Karl Kani Jeans was the first to employ an all-black sales force in retail – this move was probably seen as revolutionary at the time – why was this so important to you?
It was mandatory that this happened because the reps I had out needed to understand my brand, our culture, and our style of fits. I wouldn’t have been pushing the culture forward starting with the norm. We had to push the envelope and hire a team that was a part of the movement. The same reps that were employed have now went to run other streetwear companies that came after Karl Kani.
And your 1999 collection was the first fashion show ever shown at the White House – this must have been a highlight? Would you ever want to show in the White House now?
Yes I would absolutely like to show at the White House. I would love to bring my whole Brooklyn crew and immigrant friends as models and show the world once again what street culture is all about. It would be great to show the current president how fortunate we were to have President Obama in the White House because he was an inspiration to all.
You’re a black fashion powerhouse and trailblazer – what has been your biggest ever achievement?
An achievement that I am most proud of is inspiring a nation through fashion since the brand singlehandedly changed the trajectory of hip-hop streetwear. This achievement jumpstarted hopes and beliefs of generations. We’ve opened up the doors and gave hope to others that if Karl Kani could do it, they can too. With this, we were able to create our own place in the fashion industry.

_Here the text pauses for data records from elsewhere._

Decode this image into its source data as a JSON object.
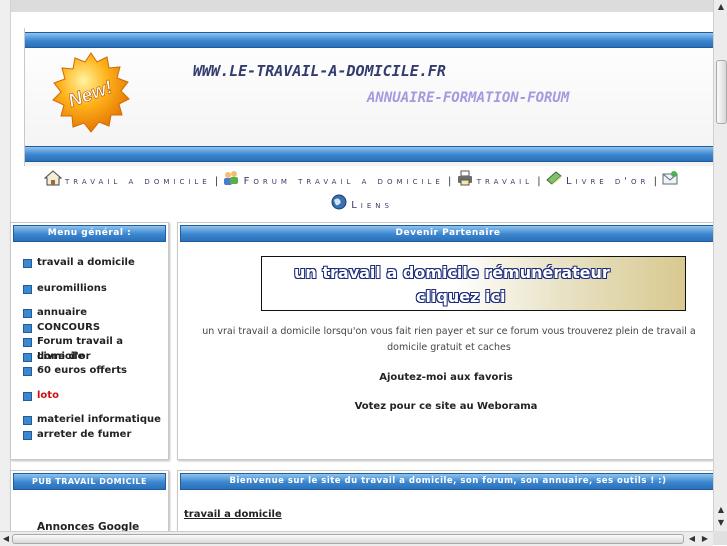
{
  "header": {
    "site_url": "WWW.LE-TRAVAIL-A-DOMICILE.FR",
    "subtitle": "ANNUAIRE-FORMATION-FORUM",
    "badge_text": "New!"
  },
  "nav": {
    "items": [
      {
        "label": "travail a domicile",
        "icon": "home-icon"
      },
      {
        "label": "Forum travail a domicile",
        "icon": "users-icon"
      },
      {
        "label": "travail",
        "icon": "printer-icon"
      },
      {
        "label": "Livre d'or",
        "icon": "book-icon"
      },
      {
        "label": "Liens",
        "icon": "globe-icon"
      }
    ],
    "separator": "|"
  },
  "menu": {
    "title": "Menu général :",
    "items": [
      {
        "label": "travail a domicile"
      },
      {
        "label": "euromillions"
      },
      {
        "label": "annuaire"
      },
      {
        "label": "CONCOURS"
      },
      {
        "label": "Forum travail a domicile"
      },
      {
        "label": "Livre d'or"
      },
      {
        "label": "60 euros offerts"
      },
      {
        "label": "loto"
      },
      {
        "label": "materiel informatique"
      },
      {
        "label": "arreter de fumer"
      }
    ]
  },
  "partner": {
    "title": "Devenir Partenaire",
    "banner_line1": "un travail a domicile rémunérateur",
    "banner_line2": "cliquez ici",
    "intro": "un vrai travail a domicile lorsqu'on vous fait rien payer et sur ce forum vous trouverez plein de travail a domicile gratuit et caches",
    "favorites": "Ajoutez-moi aux favoris",
    "vote": "Votez pour ce site au Weborama"
  },
  "pub": {
    "title": "PUB TRAVAIL DOMICILE",
    "ads_label": "Annonces Google"
  },
  "welcome": {
    "title": "Bienvenue sur le site du travail a domicile, son forum, son annuaire, ses outils ! :)",
    "link": "travail a domicile"
  },
  "colors": {
    "accent_blue": "#3b86d0",
    "nav_text": "#3b3b6b",
    "loto_red": "#d01010"
  }
}
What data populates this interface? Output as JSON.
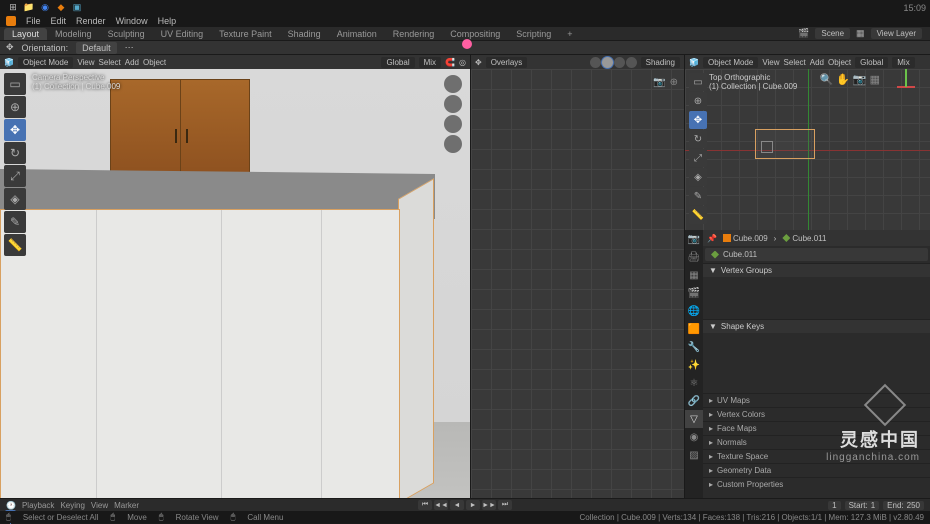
{
  "titlebar": {
    "clock": "15:09"
  },
  "menubar": {
    "items": [
      "File",
      "Edit",
      "Render",
      "Window",
      "Help"
    ]
  },
  "workspaces": {
    "tabs": [
      "Layout",
      "Modeling",
      "Sculpting",
      "UV Editing",
      "Texture Paint",
      "Shading",
      "Animation",
      "Rendering",
      "Compositing",
      "Scripting",
      "+"
    ],
    "active": "Layout",
    "scene_label": "Scene",
    "viewlayer_label": "View Layer"
  },
  "orientation": {
    "label": "Orientation:",
    "value": "Default"
  },
  "viewport_left": {
    "mode": "Object Mode",
    "menus": [
      "View",
      "Select",
      "Add",
      "Object"
    ],
    "overlay_title": "Camera Perspective",
    "overlay_sub": "(1) Collection | Cube.009",
    "global": "Global",
    "mix": "Mix"
  },
  "viewport_mid": {
    "overlays": "Overlays",
    "shading": "Shading"
  },
  "viewport_right": {
    "mode": "Object Mode",
    "menus": [
      "View",
      "Select",
      "Add",
      "Object"
    ],
    "global": "Global",
    "mix": "Mix",
    "overlay_title": "Top Orthographic",
    "overlay_sub": "(1) Collection | Cube.009"
  },
  "properties": {
    "breadcrumb_obj": "Cube.009",
    "breadcrumb_mesh": "Cube.011",
    "mesh_name": "Cube.011",
    "sections": {
      "vertex_groups": "Vertex Groups",
      "shape_keys": "Shape Keys",
      "uv_maps": "UV Maps",
      "vertex_colors": "Vertex Colors",
      "face_maps": "Face Maps",
      "normals": "Normals",
      "texture_space": "Texture Space",
      "geometry_data": "Geometry Data",
      "custom_properties": "Custom Properties"
    }
  },
  "timeline": {
    "menus": [
      "Playback",
      "Keying",
      "View",
      "Marker"
    ],
    "current_frame": "1",
    "start_label": "Start:",
    "start": "1",
    "end_label": "End:",
    "end": "250"
  },
  "statusbar": {
    "left_items": [
      "Select or Deselect All",
      "Move",
      "Rotate View",
      "Call Menu"
    ],
    "right": "Collection | Cube.009 | Verts:134 | Faces:138 | Tris:216 | Objects:1/1 | Mem: 127.3 MiB | v2.80.49"
  },
  "watermark": {
    "main": "灵感中国",
    "sub": "lingganchina.com"
  }
}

What do you think has set Karl Kani apart from all brands and ensured its survival since then?
Before Karl Kani, there was none. There is not one brand in this world that started streetwear in this world before that. Being the originator is what ensured its survival since the beginning.
What advice would you give to up-and-coming brands and designers looking to make it?
You gotta love this business more than anything else. You gotta have extreme passion and will to win. Failure is never an option. Always create, design and keep your collection going. Always push the culture forward.